First doesn’t always mean the best. When 1962’s Dr. No was released, James Bond was just a character on the pages of multiple Ian Fleming novels. What movie producers, Albert “Cubby” Broccoli and Harry Saltzman, were able to do was to breathe life into this spy character’s world.
Dr. No is the jumping off point for a film franchise now in its sixth decade. Audiences in the early 1960s had never seen such a vivid world of danger, sex, and globetrotting. This is why the first film is so important to the legacy of Bond.
MY DR. NO-TES:
Bond’s coolest moment? His first ever scene, the one in the casino. Saying the name “Bond, James Bond” is beyond iconic and cool.
Bond’s most embarrassing moment? Singing “Underneath the mango tree…”
Bond’s best line? “I think they were on their way to a funeral.”
Best acting performance? It’s got to be Connery. Early Bond/Connery is a terrific mix of menacing and charming.
Bond’s #MeToo #TimesUp moment? Even though she is clearly bad, Bond really does force himself on Miss Taro.
Worst line in the movie? Bond demanding to Quarrel: “Fetch my shoes.”
What I noticed for the first time after watching this for the 82nd time? When in M’s office, Bond offers to light M’s pipe and M declines.
Best action sequence? The one at the end in Dr. No’s lab is about as far of a true action scene as you will get in this movie.
Best looking cinematic moment? If there is one thing this film has it’s colorful, eye-popping cinematography. You can’t go wrong with Honey Ryder (Ursula Andress) coming out of the water.
How could the villain have succeeded? Get better hench-people. The “three blind” men. The jittery chauffeur. A freelance photographer. Professor Dent and his faux-Chinese secretary. Cmon Dr. No, you work for SPECTRE. Call up Blofeld and get some real help.
Which other Bond actor could have starred in this movie? No one else. Producers cast Sean Connery, a diamond in the rough, and it worked beautifully.
Does Bond ever think he might die? He’s sweating quite bit in bed with that tarantula crawling up on him.
What would have made the movie better? More action set-pieces and more exotic locations.
What’s in a title? “Dr. No” is the name of the villain Dr. Julius No, which comes from the same name of Ian Fleming’s novel.
Drinking game: Drink a medium dry vodka martini each time the James Bond theme is played throughout the film. From opening credits to end credits, and every scene in-between.
“WTF?!” moment: Bond and Honey taking a decontamination shower while Dr. No’s people watch.
Fun fact: Thunderball was originally going to be the first Bond movie.
Overall ranking: 15th out of 24.

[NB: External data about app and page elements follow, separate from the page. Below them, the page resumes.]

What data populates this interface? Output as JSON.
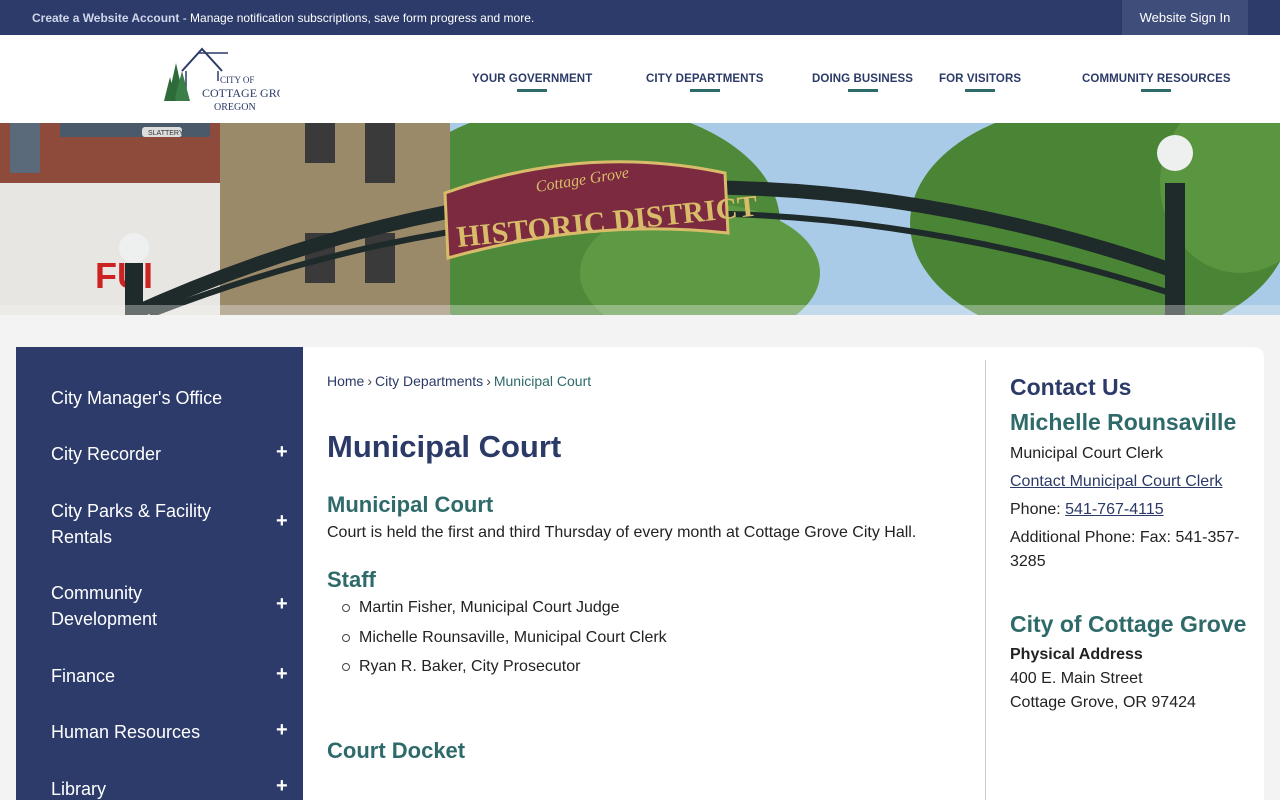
{
  "topbar": {
    "account_link": "Create a Website Account",
    "account_text": " - Manage notification subscriptions, save form progress and more.",
    "signin": "Website Sign In"
  },
  "logo": {
    "line1": "CITY OF",
    "line2": "COTTAGE GROVE",
    "line3": "OREGON"
  },
  "nav": [
    {
      "label": "YOUR GOVERNMENT"
    },
    {
      "label": "CITY DEPARTMENTS"
    },
    {
      "label": "DOING BUSINESS"
    },
    {
      "label": "FOR VISITORS"
    },
    {
      "label": "COMMUNITY RESOURCES"
    }
  ],
  "banner": {
    "sign_top": "Cottage Grove",
    "sign_main": "HISTORIC DISTRICT",
    "street_sign": "SLATTERY",
    "wall_text": "FUI"
  },
  "sidebar": {
    "items": [
      {
        "label": "City Manager's Office"
      },
      {
        "label": "City Recorder",
        "expand": "+"
      },
      {
        "label": "City Parks & Facility Rentals",
        "expand": "+"
      },
      {
        "label": "Community Development",
        "expand": "+"
      },
      {
        "label": "Finance",
        "expand": "+"
      },
      {
        "label": "Human Resources",
        "expand": "+"
      },
      {
        "label": "Library",
        "expand": "+"
      }
    ]
  },
  "breadcrumb": {
    "home": "Home",
    "sep": "›",
    "parent": "City Departments",
    "current": "Municipal Court"
  },
  "main": {
    "title": "Municipal Court",
    "section1_heading": "Municipal Court",
    "section1_text": "Court is held the first and third Thursday of every month at Cottage Grove City Hall.",
    "staff_heading": "Staff",
    "staff": [
      "Martin Fisher, Municipal Court Judge",
      "Michelle Rounsaville, Municipal Court Clerk",
      "Ryan R. Baker, City Prosecutor"
    ],
    "docket_heading": "Court Docket"
  },
  "contact": {
    "title": "Contact Us",
    "name": "Michelle Rounsaville",
    "role": "Municipal Court Clerk",
    "contact_link": "Contact Municipal Court Clerk",
    "phone_label": "Phone: ",
    "phone": "541-767-4115",
    "additional_phone": "Additional Phone: Fax: 541-357-3285",
    "org": "City of Cottage Grove",
    "address_label": "Physical Address",
    "street": "400 E. Main Street",
    "city": "Cottage Grove, OR 97424"
  },
  "colors": {
    "navy": "#2c3b6a",
    "teal": "#2f6a6a",
    "sign_maroon": "#7b2a3f",
    "sign_gold": "#d9bc6a"
  }
}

Review synopsis: This Bond flick won’t set your heart racing, but it’s a well-made detective story and it gives us the first of many Bondisms. Connery looks the part and instantly becomes James Bond with his first couple of lines. An audience watching it today might get bored, but it’s understandable why an audience in 1962 was wowed. A movie legend was born.